One of the most glorious passages in all of Scripture is found in the midst of the New Testament Letter to the Hebrews. Great heroes of ancient times are noted for their faithfulness in trusting God no matter what. Noah, Abraham, Sarah, Joseph, Moses, Gideon, David, and on and on. As he goes through that long list, the writer does not say that they had all their questions answered. Instead, halfway through the list he wrote, "All these people were still living by faith when they died. They did not receive the things promised; they only saw them and welcomed them from a distance." Then at the very end, he says again, "These were all commended for their faith, yet none of them received what had been promised." The voice from the gallery had not spoken yet.
I love the way the passage concludes: "Therefore, since we are surrounded by such a great cloud of witnesses, let us throw off everything that hinders...our doubts, our fears, our questions...and the sin that so easily entangles, and let us run with perseverance the race marked out for us." The picture is that of a heavenly gallery packed with famous fans, all with voices, cheering us on as we press toward the goal.
Imagine it. Over here, Abraham sitting next to Isaac with his arm around him shouting down, "Who would have expected - a son born to me when I was 100 and my wife was 90?" There is Moses yelling out, "Remember the Red Sea." Over there the prophets - Samuel, Jeremiah; there is Isaiah encouraging us to get beyond our doubts with the ancient reminder, "I have a word from the Lord - My thoughts are not your thoughts, neither are your ways my ways.
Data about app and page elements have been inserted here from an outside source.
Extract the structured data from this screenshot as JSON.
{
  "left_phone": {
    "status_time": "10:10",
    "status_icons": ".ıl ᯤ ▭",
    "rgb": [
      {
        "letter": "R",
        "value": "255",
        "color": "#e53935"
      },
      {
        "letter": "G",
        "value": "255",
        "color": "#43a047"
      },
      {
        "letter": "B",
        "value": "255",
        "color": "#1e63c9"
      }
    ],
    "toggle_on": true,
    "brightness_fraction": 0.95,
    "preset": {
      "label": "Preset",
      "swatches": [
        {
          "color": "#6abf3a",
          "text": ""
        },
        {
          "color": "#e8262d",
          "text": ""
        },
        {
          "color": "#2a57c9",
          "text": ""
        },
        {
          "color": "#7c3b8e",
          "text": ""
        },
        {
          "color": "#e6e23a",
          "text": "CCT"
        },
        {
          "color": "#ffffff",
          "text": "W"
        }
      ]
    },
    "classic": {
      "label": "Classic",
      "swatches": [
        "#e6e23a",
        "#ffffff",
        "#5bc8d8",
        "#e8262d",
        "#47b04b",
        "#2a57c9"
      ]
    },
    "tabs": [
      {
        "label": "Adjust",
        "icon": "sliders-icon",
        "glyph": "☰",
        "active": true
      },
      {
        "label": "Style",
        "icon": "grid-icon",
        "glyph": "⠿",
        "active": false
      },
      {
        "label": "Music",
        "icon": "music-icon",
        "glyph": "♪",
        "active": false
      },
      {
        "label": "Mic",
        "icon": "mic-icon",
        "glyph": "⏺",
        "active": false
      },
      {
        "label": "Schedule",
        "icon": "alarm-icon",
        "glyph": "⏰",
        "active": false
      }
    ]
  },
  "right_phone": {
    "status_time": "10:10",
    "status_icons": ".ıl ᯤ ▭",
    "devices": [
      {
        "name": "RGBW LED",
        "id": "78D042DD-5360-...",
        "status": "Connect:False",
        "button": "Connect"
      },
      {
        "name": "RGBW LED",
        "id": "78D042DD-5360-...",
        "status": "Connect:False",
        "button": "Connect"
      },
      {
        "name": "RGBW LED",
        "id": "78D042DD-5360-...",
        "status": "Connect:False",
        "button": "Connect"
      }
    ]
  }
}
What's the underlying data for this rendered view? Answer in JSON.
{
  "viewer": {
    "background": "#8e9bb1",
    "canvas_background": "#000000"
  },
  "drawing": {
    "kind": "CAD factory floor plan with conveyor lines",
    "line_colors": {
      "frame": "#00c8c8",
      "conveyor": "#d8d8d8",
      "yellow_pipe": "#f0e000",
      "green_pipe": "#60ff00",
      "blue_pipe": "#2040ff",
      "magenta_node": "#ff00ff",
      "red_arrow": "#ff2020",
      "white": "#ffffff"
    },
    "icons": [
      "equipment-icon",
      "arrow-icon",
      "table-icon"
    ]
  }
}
For as the heavens are higher than the earth, so are my ways higher than your ways, and my thoughts than your thoughts."(6) There are things we will not understand.
Over there are the Apostles - James, John, Paul, with Peter yelling out, "If I who denied my Lord can make it, ANYONE can." Just there, a quieter group, but one that means so much...the beloved grandmothers and grandfathers who bounced us on the knee, the sisters and brothers, the cherished moms and dads who taught us the faith. None of them are quite sure what to say, but their very presence is God's affirmation that things are not always as they seem, that what looks to us like an end is really just a new beginning.
There's my Dad. Hey, Dad. Can you believe this? The Leiningers are back again in Pennsylvania. How come you never told me about all the snow? I miss you, Dad. I miss you.
Standing above them all, looking down with twinkling eyes and the warmest smile, is Jesus. He speaks and we recognize his voice as the one we heard in our gallery saying that things are not always as they seem. He sees what we are up against. He knows we need help. He says, "Truly I say to you, out of crucifixion comes resurrection, out of death comes life, out of defeat comes victory. Come unto me, all you who labor and are heavy-laden, and I will give you rest." Then as we hear him, in reverence we say, "Thanks be to God who gives US the victory through our Lord Jesus Christ."
1. Quoted by Leonard Griffith, The Eternal Legacy from an Upper Room, (New York: Harper & Row, 1963), p. 30
2. Thomas Hilton, "What It Really Means," Church Management - The Clergy Journal, (April, 1990), p. 9
3. Thomas G. Long, "Growing Old and Wise on Easter," Journal for Preachers, Easter 2001, pp. 33-40
4. Perry H. Biddle, "The Important Point," Christian Ministry, (Sept., 1982), p. 19
5. Two members of First Presbyterian recently deceased.
6. Isaiah 55:9-10